-- Exercise input follows --

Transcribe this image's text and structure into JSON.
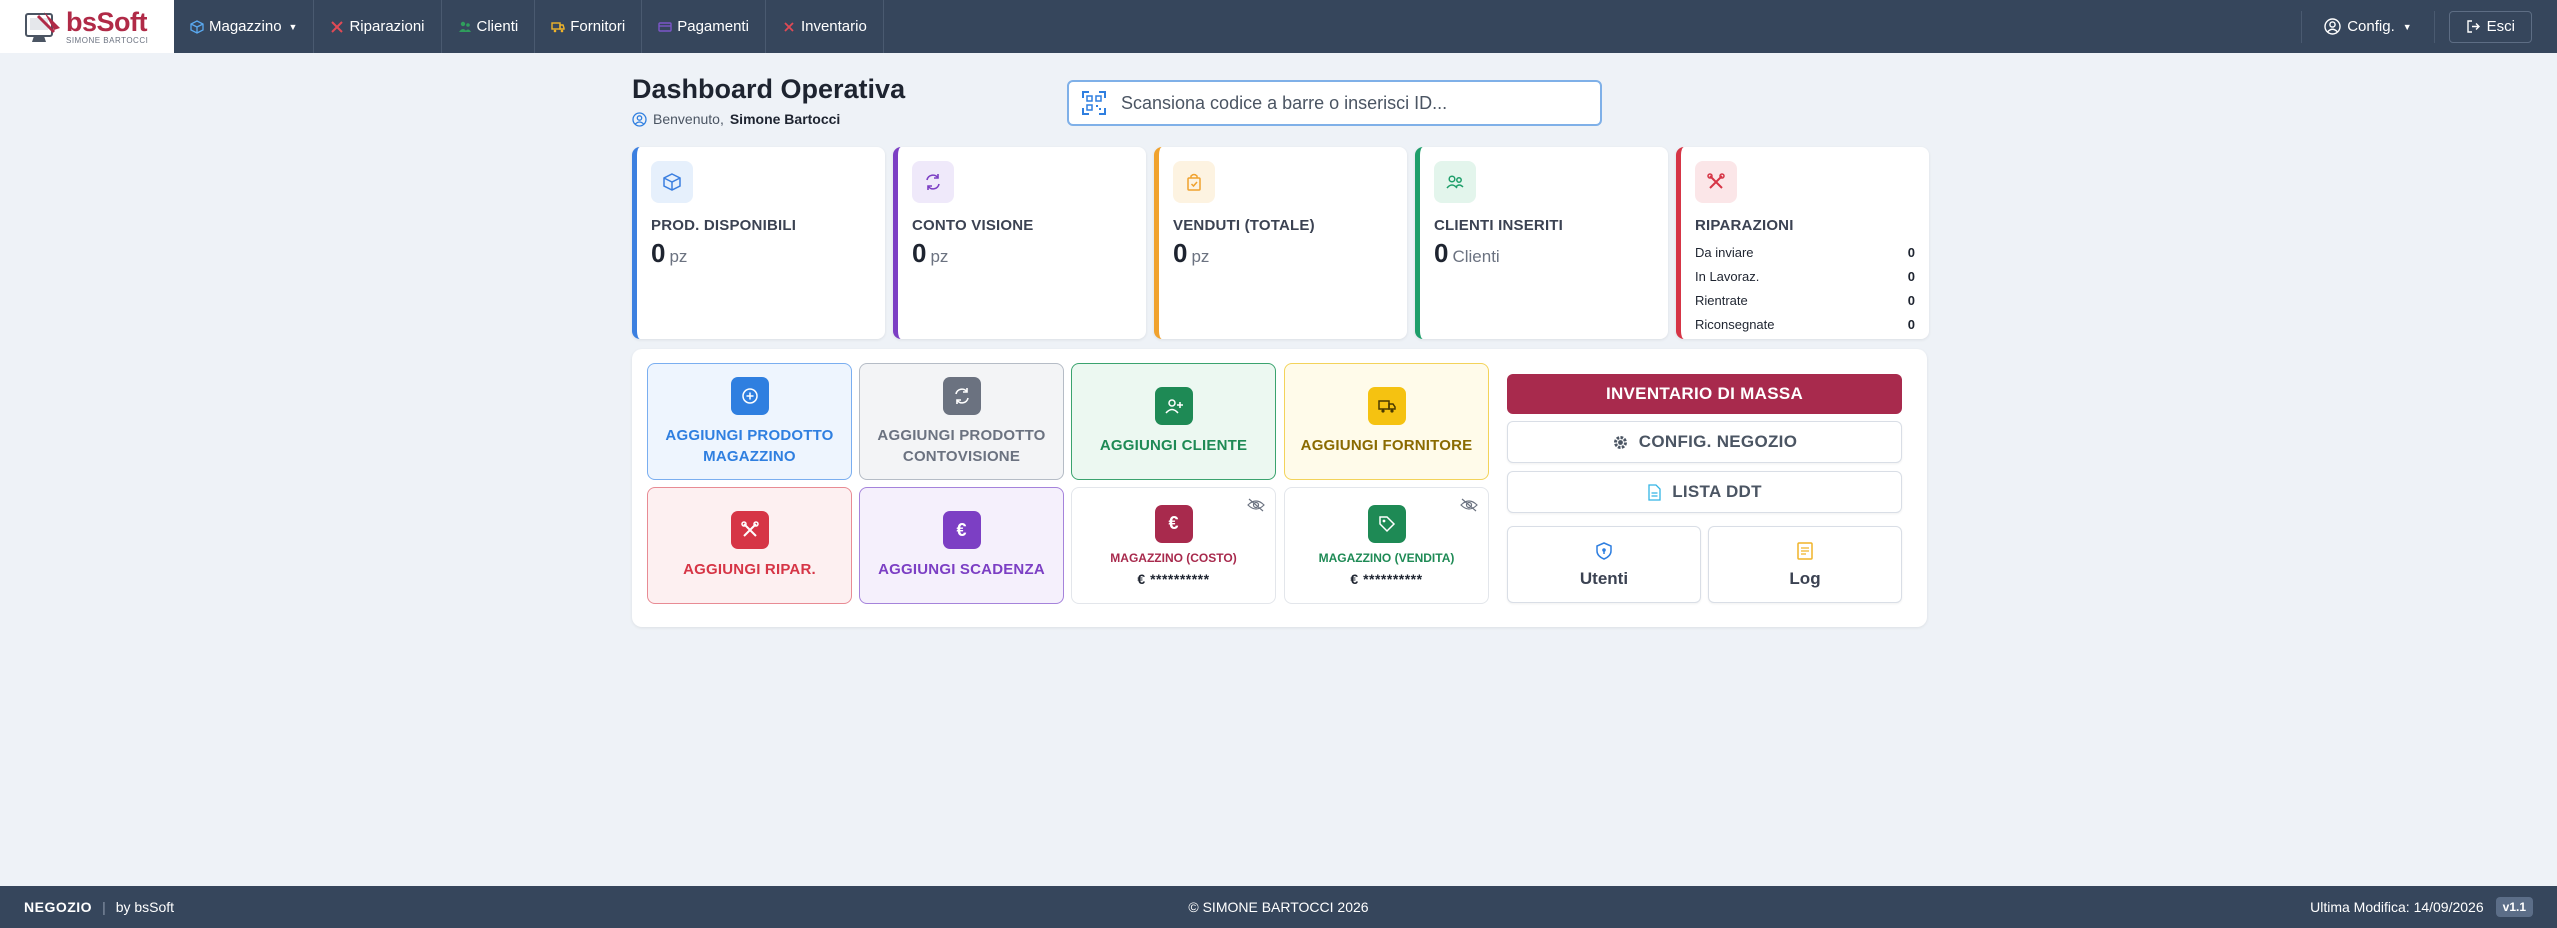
{
  "brand": {
    "name_part1": "bs",
    "name_part2": "Soft",
    "subtitle": "SIMONE BARTOCCI",
    "accent": "#b02a47"
  },
  "nav": {
    "items": [
      {
        "label": "Magazzino",
        "icon": "box-icon",
        "color": "#5aa9f0",
        "dropdown": true
      },
      {
        "label": "Riparazioni",
        "icon": "tools-icon",
        "color": "#e04a55",
        "dropdown": false
      },
      {
        "label": "Clienti",
        "icon": "people-icon",
        "color": "#2f9e5c",
        "dropdown": false
      },
      {
        "label": "Fornitori",
        "icon": "truck-icon",
        "color": "#f0b429",
        "dropdown": false
      },
      {
        "label": "Pagamenti",
        "icon": "card-icon",
        "color": "#7c56c9",
        "dropdown": false
      },
      {
        "label": "Inventario",
        "icon": "x-icon",
        "color": "#e04a55",
        "dropdown": false
      }
    ],
    "config_label": "Config.",
    "logout_label": "Esci"
  },
  "header": {
    "title": "Dashboard Operativa",
    "welcome_prefix": "Benvenuto,",
    "user_name": "Simone Bartocci"
  },
  "search": {
    "placeholder": "Scansiona codice a barre o inserisci ID..."
  },
  "stats": {
    "products": {
      "label": "PROD. DISPONIBILI",
      "value": "0",
      "unit": "pz",
      "color": "#3b7fe0"
    },
    "conto": {
      "label": "CONTO VISIONE",
      "value": "0",
      "unit": "pz",
      "color": "#7c3fc4"
    },
    "sold": {
      "label": "VENDUTI (TOTALE)",
      "value": "0",
      "unit": "pz",
      "color": "#f0a22e"
    },
    "clients": {
      "label": "CLIENTI INSERITI",
      "value": "0",
      "unit": "Clienti",
      "color": "#1e9e6a"
    },
    "repairs": {
      "label": "RIPARAZIONI",
      "color": "#d63546",
      "rows": [
        {
          "label": "Da inviare",
          "value": "0"
        },
        {
          "label": "In Lavoraz.",
          "value": "0"
        },
        {
          "label": "Rientrate",
          "value": "0"
        },
        {
          "label": "Riconsegnate",
          "value": "0"
        }
      ]
    }
  },
  "actions": {
    "add_product": {
      "line1": "AGGIUNGI PRODOTTO",
      "line2": "MAGAZZINO"
    },
    "add_conto": {
      "line1": "AGGIUNGI PRODOTTO",
      "line2": "CONTOVISIONE"
    },
    "add_client": {
      "label": "AGGIUNGI CLIENTE"
    },
    "add_supplier": {
      "label": "AGGIUNGI FORNITORE"
    },
    "add_repair": {
      "label": "AGGIUNGI RIPAR."
    },
    "add_deadline": {
      "label": "AGGIUNGI SCADENZA"
    },
    "stock_cost": {
      "label": "MAGAZZINO (COSTO)",
      "value": "€ **********"
    },
    "stock_sale": {
      "label": "MAGAZZINO (VENDITA)",
      "value": "€ **********"
    }
  },
  "side": {
    "inventory_label": "INVENTARIO DI MASSA",
    "config_shop_label": "CONFIG. NEGOZIO",
    "ddt_label": "LISTA DDT",
    "users_label": "Utenti",
    "log_label": "Log"
  },
  "footer": {
    "shop": "NEGOZIO",
    "sep": "|",
    "by": "by bsSoft",
    "copyright": "© SIMONE BARTOCCI 2026",
    "last_modified": "Ultima Modifica: 14/09/2026",
    "version": "v1.1"
  }
}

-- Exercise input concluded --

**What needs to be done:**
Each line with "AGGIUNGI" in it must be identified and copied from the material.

**Answer below:**
      "line1": "AGGIUNGI PRODOTTO",
      "line1": "AGGIUNGI PRODOTTO",
      "label": "AGGIUNGI CLIENTE"
      "label": "AGGIUNGI FORNITORE"
      "label": "AGGIUNGI RIPAR."
      "label": "AGGIUNGI SCADENZA"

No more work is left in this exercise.